* [Dataset entries]:
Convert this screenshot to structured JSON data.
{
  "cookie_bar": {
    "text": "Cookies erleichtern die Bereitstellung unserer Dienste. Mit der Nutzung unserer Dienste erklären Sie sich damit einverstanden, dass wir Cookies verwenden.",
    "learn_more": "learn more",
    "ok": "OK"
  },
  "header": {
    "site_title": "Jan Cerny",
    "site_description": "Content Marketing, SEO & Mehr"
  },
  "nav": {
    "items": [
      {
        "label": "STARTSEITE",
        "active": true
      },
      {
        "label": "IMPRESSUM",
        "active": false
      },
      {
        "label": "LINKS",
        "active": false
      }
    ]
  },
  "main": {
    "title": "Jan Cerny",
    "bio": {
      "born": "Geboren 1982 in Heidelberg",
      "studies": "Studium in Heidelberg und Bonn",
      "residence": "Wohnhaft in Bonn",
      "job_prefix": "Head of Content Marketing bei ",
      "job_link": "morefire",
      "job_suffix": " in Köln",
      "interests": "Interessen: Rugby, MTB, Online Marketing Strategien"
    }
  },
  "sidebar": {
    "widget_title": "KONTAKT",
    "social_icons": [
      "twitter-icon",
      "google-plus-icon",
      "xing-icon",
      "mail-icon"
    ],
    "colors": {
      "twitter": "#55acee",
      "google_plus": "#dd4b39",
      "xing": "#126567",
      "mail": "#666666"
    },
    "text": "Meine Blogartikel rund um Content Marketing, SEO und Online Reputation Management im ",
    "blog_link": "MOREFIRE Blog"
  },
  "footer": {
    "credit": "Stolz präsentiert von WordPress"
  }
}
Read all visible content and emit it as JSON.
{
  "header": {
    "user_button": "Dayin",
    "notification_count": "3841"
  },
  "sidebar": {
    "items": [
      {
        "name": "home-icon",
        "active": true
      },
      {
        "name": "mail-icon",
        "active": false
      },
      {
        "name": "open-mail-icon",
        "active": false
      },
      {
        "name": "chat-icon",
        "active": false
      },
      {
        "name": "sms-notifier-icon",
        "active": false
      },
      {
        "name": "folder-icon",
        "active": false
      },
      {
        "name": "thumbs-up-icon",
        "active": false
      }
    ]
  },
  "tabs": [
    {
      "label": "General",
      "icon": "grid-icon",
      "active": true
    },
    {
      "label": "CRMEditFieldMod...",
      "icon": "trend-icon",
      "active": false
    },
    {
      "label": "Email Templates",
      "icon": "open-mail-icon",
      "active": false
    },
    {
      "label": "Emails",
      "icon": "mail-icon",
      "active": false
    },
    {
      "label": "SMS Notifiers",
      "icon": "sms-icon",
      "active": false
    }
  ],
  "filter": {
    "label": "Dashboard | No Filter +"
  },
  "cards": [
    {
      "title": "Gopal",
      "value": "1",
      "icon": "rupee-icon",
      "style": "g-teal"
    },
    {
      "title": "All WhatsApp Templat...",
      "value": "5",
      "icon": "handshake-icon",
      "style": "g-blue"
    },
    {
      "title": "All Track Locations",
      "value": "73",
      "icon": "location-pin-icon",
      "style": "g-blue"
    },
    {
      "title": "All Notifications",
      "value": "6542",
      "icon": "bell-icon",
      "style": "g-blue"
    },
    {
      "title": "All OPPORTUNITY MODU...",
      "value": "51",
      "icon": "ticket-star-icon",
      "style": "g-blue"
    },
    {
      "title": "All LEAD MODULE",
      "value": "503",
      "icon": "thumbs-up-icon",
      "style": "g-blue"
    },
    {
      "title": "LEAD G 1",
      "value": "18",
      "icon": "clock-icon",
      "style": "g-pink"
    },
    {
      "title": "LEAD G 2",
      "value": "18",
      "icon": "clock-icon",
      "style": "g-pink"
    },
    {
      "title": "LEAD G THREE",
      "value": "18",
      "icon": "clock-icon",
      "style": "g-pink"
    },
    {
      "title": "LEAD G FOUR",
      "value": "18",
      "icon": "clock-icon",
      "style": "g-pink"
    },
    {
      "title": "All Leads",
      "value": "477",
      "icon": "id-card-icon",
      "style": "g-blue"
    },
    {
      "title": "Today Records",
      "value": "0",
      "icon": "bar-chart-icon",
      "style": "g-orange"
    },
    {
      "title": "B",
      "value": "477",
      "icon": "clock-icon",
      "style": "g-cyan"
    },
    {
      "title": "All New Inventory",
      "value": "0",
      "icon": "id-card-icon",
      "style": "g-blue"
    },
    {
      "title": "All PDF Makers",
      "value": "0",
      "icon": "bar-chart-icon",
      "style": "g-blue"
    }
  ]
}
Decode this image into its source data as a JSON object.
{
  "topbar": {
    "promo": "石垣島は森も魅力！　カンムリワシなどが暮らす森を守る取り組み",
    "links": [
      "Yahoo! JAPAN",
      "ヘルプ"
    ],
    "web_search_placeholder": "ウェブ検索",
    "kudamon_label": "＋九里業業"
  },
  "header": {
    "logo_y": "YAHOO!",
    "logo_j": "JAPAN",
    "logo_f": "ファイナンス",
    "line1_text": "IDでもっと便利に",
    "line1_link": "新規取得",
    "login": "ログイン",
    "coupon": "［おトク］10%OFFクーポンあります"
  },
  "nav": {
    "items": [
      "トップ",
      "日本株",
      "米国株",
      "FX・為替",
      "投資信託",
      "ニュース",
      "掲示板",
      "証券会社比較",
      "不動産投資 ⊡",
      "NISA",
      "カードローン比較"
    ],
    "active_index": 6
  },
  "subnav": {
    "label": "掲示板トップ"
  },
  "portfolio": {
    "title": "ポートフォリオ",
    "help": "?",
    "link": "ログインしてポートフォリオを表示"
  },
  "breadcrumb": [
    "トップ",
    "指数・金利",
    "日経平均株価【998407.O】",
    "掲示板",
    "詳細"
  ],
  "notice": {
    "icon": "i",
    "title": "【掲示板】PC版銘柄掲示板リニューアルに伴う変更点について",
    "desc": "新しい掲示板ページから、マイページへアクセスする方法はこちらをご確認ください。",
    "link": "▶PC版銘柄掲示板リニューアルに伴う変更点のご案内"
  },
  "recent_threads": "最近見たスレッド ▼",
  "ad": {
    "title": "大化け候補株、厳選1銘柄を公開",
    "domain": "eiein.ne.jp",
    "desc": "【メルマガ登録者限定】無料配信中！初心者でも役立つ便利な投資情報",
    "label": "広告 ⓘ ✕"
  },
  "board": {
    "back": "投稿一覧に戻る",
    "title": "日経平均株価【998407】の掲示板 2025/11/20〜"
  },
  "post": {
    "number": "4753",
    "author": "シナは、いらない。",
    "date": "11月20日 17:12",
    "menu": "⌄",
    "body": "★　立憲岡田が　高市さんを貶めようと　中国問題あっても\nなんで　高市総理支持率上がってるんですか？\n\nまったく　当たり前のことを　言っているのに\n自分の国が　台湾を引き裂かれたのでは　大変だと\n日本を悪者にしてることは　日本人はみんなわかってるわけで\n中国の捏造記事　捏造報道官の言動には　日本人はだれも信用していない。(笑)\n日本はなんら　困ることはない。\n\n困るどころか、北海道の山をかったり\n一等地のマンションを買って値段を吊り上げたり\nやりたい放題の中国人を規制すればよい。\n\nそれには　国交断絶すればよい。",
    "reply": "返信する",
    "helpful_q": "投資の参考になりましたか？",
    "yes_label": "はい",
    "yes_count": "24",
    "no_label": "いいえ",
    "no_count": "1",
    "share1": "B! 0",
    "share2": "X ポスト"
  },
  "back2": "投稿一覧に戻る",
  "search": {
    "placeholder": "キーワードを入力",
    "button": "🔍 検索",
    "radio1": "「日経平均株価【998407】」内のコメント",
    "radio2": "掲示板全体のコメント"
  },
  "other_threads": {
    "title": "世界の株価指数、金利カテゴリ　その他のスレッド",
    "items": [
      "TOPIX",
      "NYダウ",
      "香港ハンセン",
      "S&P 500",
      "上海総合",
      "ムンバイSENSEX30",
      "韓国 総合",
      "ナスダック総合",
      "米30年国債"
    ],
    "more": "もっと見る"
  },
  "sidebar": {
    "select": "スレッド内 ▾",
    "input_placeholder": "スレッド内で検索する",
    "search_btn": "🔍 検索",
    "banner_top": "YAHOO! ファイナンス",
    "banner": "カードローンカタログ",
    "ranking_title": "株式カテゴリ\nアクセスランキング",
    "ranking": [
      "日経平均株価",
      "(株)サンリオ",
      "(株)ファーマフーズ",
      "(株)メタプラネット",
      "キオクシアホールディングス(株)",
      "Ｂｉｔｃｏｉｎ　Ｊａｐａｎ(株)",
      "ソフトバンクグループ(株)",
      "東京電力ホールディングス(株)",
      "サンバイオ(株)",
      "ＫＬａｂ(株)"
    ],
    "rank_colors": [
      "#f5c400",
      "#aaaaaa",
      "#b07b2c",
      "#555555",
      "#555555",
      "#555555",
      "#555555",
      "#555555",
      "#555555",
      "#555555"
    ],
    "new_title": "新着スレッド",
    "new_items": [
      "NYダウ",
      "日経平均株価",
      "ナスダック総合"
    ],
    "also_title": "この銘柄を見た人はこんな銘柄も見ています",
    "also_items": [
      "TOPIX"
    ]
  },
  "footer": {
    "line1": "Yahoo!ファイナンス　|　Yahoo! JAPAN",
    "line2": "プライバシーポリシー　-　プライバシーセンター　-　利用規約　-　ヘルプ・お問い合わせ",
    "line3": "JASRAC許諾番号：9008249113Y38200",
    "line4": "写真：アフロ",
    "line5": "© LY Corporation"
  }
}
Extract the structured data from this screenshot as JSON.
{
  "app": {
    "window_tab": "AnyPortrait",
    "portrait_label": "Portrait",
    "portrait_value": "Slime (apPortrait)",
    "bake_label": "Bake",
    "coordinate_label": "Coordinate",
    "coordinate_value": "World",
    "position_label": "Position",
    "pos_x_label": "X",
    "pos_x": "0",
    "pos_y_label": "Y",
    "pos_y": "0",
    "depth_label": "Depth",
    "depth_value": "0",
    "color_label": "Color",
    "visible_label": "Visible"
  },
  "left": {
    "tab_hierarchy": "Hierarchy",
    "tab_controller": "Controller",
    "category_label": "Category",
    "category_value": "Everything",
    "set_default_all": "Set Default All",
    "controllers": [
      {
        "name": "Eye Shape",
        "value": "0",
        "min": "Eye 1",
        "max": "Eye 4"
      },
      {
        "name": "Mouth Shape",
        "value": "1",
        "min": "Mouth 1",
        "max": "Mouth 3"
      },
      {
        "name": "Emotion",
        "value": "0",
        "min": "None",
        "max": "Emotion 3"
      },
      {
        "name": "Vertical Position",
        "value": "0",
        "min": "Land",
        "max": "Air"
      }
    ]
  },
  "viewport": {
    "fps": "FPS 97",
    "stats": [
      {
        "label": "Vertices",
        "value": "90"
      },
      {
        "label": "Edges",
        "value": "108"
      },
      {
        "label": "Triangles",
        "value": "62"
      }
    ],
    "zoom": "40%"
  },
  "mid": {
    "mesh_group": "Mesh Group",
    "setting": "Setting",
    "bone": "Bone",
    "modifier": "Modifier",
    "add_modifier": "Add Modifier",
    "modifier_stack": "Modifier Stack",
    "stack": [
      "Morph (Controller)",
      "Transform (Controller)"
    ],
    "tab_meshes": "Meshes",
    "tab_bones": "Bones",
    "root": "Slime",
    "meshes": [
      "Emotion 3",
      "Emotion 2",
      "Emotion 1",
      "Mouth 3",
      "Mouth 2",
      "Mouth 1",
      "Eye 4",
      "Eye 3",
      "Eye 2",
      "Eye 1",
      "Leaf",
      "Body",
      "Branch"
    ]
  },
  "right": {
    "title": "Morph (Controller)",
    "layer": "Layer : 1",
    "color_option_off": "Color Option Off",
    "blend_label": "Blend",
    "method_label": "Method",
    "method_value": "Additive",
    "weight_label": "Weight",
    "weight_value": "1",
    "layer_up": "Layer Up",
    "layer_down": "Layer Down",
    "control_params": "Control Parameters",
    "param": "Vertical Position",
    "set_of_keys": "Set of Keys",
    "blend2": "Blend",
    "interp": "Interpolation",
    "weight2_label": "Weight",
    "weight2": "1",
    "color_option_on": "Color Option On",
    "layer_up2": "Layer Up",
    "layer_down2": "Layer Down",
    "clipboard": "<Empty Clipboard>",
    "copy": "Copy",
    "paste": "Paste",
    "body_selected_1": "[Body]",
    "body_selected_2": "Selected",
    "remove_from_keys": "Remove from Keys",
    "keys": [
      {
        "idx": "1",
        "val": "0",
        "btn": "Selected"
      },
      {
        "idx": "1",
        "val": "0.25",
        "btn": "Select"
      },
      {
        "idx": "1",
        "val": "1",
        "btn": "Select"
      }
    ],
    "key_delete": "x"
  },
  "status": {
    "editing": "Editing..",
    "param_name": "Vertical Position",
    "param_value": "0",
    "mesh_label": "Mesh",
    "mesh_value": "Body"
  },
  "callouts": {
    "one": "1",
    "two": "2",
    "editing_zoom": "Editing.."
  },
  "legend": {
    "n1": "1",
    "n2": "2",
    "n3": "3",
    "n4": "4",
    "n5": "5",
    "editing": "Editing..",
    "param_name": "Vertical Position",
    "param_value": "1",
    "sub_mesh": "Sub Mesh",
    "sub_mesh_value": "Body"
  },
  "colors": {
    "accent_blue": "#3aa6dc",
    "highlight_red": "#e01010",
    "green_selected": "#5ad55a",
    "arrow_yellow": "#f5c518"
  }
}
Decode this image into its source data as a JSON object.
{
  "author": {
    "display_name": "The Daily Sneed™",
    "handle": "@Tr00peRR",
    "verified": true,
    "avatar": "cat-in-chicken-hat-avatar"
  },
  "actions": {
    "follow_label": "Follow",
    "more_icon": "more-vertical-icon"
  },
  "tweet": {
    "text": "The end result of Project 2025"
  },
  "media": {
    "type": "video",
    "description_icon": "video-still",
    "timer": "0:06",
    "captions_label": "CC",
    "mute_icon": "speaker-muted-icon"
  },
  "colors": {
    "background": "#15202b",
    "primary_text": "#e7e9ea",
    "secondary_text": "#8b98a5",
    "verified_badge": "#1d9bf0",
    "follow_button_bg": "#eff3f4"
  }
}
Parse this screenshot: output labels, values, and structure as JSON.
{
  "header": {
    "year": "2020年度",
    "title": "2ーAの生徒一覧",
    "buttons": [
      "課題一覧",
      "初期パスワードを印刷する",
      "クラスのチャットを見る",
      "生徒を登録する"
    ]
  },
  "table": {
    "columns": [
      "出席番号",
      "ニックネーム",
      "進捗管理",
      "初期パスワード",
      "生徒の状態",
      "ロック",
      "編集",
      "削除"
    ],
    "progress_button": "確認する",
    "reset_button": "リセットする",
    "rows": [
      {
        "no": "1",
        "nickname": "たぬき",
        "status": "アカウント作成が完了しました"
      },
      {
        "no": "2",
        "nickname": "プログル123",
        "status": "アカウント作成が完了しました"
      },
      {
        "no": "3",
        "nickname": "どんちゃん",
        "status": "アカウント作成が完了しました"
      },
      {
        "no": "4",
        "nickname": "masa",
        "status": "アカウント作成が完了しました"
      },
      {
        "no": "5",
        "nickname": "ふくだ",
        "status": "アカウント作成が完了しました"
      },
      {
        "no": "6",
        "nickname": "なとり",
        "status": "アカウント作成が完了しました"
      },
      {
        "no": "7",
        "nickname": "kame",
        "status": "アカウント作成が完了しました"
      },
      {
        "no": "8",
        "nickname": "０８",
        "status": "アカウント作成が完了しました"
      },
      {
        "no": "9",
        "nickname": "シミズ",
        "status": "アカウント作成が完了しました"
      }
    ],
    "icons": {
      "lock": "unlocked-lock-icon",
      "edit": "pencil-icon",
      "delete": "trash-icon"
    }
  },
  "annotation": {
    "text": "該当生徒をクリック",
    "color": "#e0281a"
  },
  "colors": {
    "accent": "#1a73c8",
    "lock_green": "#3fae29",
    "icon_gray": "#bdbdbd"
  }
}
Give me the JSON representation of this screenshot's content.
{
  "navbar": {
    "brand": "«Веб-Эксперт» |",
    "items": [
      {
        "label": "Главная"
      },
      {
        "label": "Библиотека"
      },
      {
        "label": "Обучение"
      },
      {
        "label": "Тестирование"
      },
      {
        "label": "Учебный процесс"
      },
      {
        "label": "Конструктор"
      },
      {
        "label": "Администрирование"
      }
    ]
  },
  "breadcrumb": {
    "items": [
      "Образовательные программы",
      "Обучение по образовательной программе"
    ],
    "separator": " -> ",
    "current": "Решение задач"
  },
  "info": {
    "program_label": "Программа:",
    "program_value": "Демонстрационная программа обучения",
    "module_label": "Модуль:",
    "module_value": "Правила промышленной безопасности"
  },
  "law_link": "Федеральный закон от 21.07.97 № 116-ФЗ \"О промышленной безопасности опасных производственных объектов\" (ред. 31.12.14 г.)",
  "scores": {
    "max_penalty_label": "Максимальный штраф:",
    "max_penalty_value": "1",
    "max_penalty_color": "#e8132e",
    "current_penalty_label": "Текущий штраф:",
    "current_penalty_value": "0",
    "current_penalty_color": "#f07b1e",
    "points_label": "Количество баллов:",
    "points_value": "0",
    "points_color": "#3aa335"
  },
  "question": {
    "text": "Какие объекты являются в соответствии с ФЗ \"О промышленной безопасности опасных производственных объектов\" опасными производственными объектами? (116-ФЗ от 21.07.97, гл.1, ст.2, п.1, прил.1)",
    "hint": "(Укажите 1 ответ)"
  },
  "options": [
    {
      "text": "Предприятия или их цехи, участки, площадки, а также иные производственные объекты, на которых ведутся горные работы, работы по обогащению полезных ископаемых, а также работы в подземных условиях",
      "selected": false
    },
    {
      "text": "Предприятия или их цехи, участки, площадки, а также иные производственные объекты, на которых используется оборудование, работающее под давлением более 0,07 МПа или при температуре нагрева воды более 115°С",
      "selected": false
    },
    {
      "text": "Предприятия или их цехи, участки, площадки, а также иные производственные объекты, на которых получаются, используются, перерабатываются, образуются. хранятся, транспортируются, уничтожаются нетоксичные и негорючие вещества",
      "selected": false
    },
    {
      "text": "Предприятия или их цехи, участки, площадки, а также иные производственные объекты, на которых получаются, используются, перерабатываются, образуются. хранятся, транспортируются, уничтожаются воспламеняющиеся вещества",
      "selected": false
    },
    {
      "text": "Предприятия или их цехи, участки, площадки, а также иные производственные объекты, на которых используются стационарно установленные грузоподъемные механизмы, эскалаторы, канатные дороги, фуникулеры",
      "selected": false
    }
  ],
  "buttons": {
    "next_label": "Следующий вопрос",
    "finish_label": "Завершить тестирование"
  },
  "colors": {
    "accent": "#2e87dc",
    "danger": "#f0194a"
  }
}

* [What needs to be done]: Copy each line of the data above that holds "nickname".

* [Task result]:
        "nickname": "たぬき",
        "nickname": "プログル123",
        "nickname": "どんちゃん",
        "nickname": "masa",
        "nickname": "ふくだ",
        "nickname": "なとり",
        "nickname": "kame",
        "nickname": "０８",
        "nickname": "シミズ",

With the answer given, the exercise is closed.